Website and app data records

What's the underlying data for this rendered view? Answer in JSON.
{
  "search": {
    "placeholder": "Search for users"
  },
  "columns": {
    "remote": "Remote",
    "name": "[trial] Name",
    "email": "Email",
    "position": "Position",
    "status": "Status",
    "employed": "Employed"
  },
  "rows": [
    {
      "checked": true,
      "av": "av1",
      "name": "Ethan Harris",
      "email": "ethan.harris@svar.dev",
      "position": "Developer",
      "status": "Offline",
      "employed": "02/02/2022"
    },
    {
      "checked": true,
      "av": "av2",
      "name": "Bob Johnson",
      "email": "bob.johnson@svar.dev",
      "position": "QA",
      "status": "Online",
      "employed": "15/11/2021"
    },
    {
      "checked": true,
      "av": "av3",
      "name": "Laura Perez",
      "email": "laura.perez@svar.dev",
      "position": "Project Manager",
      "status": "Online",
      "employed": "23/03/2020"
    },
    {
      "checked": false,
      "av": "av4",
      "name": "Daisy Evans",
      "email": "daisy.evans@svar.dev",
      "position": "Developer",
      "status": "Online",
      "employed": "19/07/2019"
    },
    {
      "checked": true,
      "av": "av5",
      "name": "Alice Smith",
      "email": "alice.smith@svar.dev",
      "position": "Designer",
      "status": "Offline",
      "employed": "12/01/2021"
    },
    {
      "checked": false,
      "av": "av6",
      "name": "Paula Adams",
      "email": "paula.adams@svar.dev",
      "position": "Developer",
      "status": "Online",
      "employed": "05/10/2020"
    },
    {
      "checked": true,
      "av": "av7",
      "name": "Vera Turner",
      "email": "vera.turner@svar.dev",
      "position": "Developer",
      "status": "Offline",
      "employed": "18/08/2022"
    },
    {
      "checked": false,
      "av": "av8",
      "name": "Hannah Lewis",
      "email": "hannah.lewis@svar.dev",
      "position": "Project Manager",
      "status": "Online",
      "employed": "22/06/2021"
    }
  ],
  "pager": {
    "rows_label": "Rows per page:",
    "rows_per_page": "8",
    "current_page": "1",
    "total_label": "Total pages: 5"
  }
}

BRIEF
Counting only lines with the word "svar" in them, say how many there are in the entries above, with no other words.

WRITTEN ANSWER
8